* _Excerpted data_:
__________

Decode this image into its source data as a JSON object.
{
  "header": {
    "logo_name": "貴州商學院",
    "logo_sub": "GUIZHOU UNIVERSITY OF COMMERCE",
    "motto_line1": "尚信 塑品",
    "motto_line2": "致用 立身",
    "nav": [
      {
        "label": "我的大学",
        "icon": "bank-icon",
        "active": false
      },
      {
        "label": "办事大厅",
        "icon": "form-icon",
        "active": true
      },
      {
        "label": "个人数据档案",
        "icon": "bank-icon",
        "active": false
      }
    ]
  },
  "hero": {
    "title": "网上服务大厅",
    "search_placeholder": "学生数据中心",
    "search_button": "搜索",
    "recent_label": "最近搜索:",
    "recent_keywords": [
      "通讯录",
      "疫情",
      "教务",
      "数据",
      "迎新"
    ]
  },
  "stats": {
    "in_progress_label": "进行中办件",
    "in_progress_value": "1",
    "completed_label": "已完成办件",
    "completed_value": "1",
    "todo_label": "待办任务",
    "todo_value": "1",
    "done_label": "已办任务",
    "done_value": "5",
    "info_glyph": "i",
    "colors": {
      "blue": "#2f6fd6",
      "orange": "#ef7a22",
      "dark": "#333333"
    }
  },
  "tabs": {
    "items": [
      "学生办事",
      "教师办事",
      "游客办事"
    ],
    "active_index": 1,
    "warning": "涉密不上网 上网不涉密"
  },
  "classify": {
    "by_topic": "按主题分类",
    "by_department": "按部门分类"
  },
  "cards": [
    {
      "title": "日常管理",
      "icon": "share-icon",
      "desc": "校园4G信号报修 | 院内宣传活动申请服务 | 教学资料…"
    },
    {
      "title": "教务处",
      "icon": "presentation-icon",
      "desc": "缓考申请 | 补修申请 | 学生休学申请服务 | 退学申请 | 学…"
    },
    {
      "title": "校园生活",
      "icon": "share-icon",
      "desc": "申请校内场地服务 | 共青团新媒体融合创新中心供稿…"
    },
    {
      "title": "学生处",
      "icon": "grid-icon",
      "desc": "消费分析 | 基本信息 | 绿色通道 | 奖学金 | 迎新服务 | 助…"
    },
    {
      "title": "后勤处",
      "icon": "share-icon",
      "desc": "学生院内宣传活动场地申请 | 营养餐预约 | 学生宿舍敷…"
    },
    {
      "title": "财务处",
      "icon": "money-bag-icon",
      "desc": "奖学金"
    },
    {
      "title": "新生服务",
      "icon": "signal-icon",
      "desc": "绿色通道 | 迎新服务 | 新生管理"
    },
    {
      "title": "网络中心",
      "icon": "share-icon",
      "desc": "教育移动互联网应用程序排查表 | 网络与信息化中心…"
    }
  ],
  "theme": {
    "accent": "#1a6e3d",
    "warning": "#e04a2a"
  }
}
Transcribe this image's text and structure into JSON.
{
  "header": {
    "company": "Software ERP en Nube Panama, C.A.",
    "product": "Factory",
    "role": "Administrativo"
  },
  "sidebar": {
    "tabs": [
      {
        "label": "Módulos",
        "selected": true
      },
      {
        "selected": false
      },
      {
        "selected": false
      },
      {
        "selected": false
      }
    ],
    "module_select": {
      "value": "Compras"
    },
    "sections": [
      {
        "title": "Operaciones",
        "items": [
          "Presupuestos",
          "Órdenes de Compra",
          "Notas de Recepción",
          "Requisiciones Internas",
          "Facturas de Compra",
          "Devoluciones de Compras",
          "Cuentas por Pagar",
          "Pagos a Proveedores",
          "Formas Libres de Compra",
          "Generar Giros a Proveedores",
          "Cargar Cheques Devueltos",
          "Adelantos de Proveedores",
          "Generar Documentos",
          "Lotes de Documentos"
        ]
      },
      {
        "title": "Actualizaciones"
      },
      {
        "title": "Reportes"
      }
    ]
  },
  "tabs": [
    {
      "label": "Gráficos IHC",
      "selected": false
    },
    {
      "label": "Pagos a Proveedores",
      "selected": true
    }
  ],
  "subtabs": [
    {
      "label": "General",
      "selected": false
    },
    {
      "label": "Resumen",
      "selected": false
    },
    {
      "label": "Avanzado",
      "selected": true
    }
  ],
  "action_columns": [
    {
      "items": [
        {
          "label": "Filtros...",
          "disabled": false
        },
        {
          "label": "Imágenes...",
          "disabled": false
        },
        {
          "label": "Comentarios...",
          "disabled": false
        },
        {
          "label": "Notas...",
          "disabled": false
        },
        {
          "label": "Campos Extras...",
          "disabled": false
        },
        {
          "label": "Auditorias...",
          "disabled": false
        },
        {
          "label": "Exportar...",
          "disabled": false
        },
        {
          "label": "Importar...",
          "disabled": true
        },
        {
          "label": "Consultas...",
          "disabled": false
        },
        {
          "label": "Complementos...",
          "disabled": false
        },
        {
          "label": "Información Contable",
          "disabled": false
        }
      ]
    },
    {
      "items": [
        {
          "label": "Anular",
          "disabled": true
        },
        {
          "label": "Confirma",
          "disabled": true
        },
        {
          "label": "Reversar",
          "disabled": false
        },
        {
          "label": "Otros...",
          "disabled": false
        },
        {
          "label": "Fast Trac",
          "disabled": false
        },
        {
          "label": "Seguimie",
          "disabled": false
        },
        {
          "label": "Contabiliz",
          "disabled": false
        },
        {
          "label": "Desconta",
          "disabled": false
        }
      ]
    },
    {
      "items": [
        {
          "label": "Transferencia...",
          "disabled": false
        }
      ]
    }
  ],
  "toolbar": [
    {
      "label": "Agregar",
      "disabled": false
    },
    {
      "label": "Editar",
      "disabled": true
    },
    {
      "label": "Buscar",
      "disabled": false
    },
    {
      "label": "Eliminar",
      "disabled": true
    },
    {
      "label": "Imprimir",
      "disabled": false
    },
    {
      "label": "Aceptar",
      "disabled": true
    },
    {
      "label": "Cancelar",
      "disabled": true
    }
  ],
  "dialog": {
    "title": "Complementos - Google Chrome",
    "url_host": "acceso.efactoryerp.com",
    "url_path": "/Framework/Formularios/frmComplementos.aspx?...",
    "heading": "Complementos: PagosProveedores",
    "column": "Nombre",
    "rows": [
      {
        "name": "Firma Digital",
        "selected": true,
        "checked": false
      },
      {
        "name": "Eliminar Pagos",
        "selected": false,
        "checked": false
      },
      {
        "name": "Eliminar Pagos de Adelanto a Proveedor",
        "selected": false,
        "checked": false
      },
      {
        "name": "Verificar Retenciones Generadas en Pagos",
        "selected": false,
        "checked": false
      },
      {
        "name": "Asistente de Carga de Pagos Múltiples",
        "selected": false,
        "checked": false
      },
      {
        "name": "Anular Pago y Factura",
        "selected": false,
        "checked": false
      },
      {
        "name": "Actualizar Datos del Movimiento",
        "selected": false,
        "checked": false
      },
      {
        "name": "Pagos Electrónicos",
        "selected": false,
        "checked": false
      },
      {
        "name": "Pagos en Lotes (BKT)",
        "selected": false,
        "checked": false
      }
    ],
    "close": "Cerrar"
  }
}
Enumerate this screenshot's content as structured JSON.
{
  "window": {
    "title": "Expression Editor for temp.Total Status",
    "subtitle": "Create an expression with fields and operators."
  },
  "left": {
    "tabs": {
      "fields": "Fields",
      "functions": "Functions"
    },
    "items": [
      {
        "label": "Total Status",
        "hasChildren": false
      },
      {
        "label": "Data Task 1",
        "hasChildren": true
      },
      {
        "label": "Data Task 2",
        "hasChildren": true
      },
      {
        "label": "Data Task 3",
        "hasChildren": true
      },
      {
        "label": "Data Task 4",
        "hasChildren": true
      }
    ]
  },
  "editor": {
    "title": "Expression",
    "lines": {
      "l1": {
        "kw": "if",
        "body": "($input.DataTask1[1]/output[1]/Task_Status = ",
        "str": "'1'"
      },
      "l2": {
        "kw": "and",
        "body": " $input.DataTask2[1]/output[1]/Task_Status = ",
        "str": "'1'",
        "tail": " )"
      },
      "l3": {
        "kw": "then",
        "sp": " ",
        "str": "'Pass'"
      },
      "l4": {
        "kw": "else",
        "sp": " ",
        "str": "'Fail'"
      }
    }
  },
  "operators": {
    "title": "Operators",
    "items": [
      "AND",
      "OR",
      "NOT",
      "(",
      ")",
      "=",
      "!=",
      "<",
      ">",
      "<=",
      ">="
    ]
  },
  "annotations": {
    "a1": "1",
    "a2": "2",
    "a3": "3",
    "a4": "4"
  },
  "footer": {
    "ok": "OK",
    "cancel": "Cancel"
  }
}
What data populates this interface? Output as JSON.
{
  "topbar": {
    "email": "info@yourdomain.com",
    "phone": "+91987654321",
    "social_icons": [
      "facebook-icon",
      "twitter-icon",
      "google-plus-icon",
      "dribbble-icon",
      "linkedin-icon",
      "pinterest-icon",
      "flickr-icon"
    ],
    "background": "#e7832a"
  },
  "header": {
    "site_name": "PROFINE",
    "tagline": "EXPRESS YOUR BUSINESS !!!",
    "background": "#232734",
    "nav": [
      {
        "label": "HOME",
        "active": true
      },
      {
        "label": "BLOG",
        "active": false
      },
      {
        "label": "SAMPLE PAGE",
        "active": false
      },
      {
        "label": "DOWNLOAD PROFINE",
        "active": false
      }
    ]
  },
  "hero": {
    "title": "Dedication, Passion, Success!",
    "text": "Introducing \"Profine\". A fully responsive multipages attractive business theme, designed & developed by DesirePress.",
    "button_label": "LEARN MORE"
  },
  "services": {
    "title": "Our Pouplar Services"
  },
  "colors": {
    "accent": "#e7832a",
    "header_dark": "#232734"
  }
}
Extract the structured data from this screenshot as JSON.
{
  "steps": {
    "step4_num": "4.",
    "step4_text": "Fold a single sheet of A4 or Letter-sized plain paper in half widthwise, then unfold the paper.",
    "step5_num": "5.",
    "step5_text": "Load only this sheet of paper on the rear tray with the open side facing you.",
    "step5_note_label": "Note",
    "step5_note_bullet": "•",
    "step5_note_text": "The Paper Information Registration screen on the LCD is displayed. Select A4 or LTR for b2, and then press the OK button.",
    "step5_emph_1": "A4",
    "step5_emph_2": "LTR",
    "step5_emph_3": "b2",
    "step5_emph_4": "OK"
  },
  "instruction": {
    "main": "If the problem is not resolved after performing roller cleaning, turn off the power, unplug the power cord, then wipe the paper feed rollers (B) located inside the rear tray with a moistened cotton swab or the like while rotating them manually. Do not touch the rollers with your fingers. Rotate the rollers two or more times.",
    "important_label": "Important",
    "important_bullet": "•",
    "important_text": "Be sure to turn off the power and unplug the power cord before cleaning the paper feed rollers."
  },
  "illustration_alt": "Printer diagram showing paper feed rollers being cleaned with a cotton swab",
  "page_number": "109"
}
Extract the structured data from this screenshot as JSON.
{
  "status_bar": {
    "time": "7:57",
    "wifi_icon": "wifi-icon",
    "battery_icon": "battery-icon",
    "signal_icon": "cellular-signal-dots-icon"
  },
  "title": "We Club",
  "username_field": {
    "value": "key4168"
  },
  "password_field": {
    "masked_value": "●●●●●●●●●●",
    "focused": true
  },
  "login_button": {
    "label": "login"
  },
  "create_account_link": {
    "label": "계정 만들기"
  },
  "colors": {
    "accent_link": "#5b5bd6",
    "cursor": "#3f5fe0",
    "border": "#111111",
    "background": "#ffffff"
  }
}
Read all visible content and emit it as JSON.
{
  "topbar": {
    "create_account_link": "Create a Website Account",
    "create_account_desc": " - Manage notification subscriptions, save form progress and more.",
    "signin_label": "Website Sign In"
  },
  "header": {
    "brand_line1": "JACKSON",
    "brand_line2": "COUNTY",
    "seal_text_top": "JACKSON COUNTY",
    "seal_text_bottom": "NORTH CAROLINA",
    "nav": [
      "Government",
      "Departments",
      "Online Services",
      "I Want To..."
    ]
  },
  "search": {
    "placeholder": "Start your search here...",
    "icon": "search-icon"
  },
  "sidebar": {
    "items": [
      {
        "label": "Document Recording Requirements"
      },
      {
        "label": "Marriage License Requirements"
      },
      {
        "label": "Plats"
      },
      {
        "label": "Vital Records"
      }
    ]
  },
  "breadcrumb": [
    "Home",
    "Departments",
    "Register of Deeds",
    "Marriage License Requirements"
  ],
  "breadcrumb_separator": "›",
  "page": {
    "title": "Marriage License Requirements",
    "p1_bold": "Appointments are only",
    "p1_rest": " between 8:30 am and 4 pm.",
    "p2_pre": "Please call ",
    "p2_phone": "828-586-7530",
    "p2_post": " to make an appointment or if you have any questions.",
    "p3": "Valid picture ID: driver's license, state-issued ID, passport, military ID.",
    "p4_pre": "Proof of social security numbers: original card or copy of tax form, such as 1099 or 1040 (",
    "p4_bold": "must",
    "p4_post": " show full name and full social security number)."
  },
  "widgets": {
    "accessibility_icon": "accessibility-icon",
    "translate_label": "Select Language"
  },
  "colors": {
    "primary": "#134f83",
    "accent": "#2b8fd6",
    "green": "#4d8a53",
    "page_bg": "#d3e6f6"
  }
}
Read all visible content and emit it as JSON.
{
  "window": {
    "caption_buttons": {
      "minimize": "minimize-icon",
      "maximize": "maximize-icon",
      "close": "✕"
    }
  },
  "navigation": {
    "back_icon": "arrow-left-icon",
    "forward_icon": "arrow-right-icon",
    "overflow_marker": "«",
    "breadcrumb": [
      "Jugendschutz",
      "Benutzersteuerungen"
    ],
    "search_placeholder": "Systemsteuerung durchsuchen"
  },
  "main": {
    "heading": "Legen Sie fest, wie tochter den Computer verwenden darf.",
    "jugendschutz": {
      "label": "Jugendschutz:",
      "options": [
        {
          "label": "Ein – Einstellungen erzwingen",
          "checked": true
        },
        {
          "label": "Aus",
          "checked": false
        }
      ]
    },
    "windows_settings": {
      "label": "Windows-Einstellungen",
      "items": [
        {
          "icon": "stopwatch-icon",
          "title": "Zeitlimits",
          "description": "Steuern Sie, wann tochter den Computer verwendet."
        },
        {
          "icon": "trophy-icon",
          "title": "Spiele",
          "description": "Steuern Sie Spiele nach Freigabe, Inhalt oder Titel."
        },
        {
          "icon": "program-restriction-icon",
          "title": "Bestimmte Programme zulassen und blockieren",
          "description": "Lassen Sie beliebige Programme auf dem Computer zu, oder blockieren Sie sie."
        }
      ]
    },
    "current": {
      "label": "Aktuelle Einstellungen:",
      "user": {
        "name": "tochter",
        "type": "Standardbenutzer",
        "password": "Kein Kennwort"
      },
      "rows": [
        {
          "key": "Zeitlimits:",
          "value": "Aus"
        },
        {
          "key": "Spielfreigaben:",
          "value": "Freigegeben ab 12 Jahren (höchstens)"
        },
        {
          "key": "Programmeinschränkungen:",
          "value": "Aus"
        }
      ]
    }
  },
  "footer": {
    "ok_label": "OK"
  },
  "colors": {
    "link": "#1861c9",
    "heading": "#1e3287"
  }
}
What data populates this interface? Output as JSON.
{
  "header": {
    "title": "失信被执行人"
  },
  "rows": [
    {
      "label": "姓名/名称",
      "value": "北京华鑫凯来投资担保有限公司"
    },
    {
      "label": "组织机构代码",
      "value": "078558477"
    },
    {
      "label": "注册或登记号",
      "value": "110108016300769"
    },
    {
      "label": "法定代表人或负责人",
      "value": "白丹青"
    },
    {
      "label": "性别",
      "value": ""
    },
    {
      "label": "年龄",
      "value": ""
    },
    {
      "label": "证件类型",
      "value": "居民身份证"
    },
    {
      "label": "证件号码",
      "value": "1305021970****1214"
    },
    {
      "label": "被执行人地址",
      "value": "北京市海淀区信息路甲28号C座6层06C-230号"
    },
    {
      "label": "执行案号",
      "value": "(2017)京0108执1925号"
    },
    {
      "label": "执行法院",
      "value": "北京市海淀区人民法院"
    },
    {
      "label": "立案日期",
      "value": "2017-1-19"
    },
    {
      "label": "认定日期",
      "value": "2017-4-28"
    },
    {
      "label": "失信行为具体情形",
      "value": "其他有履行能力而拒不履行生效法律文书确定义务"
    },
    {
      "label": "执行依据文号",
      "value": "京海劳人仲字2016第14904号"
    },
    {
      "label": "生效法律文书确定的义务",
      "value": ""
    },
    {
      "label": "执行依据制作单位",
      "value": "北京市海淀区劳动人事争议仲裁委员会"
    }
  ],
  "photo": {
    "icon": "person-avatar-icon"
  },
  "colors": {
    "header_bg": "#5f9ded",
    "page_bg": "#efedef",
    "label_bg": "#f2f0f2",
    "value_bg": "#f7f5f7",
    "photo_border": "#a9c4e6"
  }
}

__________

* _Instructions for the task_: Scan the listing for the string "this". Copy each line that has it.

* _Exercise solution_:
Decode this image into its source data as a JSON object.
Transcribe this image's text and structure into JSON.
Enumerate this screenshot's content as structured JSON.
What data populates this interface? Output as JSON.
Extract the structured data from this screenshot as JSON.
    "step5_text": "Load only this sheet of paper on the rear tray with the open side facing you.",
Extract the structured data from this screenshot as JSON.
What data populates this interface? Output as JSON.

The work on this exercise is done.